A FINRA arbitration panel has ordered Wells Fargo Advisors Financial Network to pay a fine of $400 per day in connection with a claim by a New Jersey widow that her Wells broker, Leonard Kinsman, of Staten Island, lost almost $600,000 of her $2,250,000 life insurance payment through risky trades made without her consent.

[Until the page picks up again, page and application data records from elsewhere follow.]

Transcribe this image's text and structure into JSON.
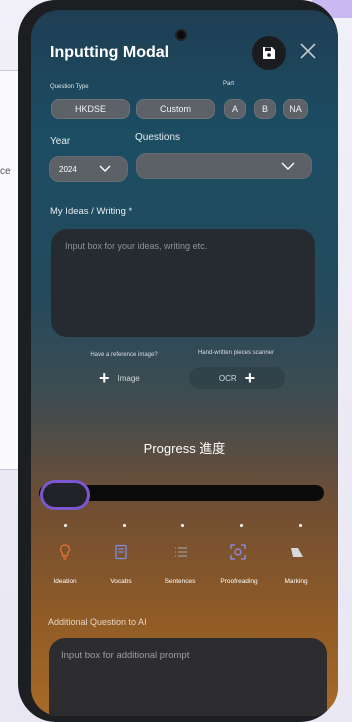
{
  "background": {
    "side_text": "ce"
  },
  "modal": {
    "title": "Inputting Modal"
  },
  "question_type": {
    "label": "Question Type",
    "options": [
      "HKDSE",
      "Custom"
    ]
  },
  "part": {
    "label": "Part",
    "options": [
      "A",
      "B",
      "NA"
    ]
  },
  "year": {
    "label": "Year",
    "value": "2024"
  },
  "questions": {
    "label": "Questions",
    "value": ""
  },
  "ideas": {
    "label": "My Ideas / Writing *",
    "placeholder": "Input box for your ideas, writing etc."
  },
  "reference": {
    "caption": "Have a reference image?",
    "button_label": "Image"
  },
  "scanner": {
    "caption": "Hand-written pieces scanner",
    "button_label": "OCR"
  },
  "progress": {
    "title": "Progress 進度",
    "value": 0,
    "steps": [
      {
        "label": "Ideation",
        "icon": "bulb-icon"
      },
      {
        "label": "Vocabs",
        "icon": "book-icon"
      },
      {
        "label": "Sentences",
        "icon": "list-icon"
      },
      {
        "label": "Proofreading",
        "icon": "scan-check-icon"
      },
      {
        "label": "Marking",
        "icon": "eraser-icon"
      }
    ]
  },
  "additional": {
    "label": "Additional Question to AI",
    "placeholder": "Input box for additional prompt"
  },
  "colors": {
    "accent": "#7b57d0",
    "ideation": "#e0703a",
    "vocabs": "#7b8ee8",
    "proofreading": "#8d8ff0"
  }
}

The St. Louis-based wealth management unit of Wells Fargo is being fined for not yet complying with a discovery order related to the Kinsman case. In her FINRA complaint, Robin Fratto, 54, of Freehold, alleged that Kinsman, whom she met while he was with Merrill Lynch (he jumped ship for Wells in 2016 and left in 2019) forged her signature on a number of documents authorizing high-risk trading with the proceeds of the life insurance settlement, which she received in the wake of her husband’s death in 2011. He is also accused of improperly selling her two illiquid annuity products with high fees that she had to cash in prematurely to get her $580,000 house out of foreclosure.
Fratto, a housewife with three daughters and a confessedly “unsophisticated investor,” alleged in the complaint that she had initially sought out Kinsman to invest her life insurance payment in a conservative manner so that she could maintain her family’s lifestyle and pay for her children’s educations.
Instead, she alleged, Kinsman mischaracterized her risk appetite, overstated her net worth by several million dollars and listed her as “an experienced aggressive trader,” in account opening documents.
Kinsman also had her open up “unsuitable” margin and options trading accounts, which was “aimed at pure speculation.”
He then made “speculative” investments with the money, buying puts on the market calls on gold, foreign oil stocks, large short-term bets of several hundred thousand dollars on a single mutual fund and other “improper” short-term trading, all of which earned him “substantial commissions and likely undisclosed fees” despite incurring “large losses” for the client.
Kinsman went on to advise Fratto to buy two annuity products for $700,000, which tied up about 70% of her disposable income, the complaint alleges. These were supposed to generate 5% in annual returns, but did not, and the housewife had to liquidate them, losing “substantial additional funds as a result” and was assessed "significant penalties.”
Kinsman is no stranger to allegations of improper promises on sales of annuities, as he settled in 2016 a complaint to FINRA by another Wells' client that he had falsely promised a client a 5% investment return on the product and that there were no fees.
Wells has yet to produce the “discovery” documentation, hence the sanctions. If the two parties do not arrive at a settlement, the next step for the case would be an arbitration hearing. FINRA declined to comment.
About 75% of the approximately 1,000 cases the organization receives each year end up settling, usually with the firm or advisor paying the client without admitting wrongdoing, often to avoid the legal costs of arbitration.
Wells Fargo Advisors spokeswoman Jackie Knolhoff declined to comment for this article. Kinsman, who is not represented by an attorney, could not be reached for comment.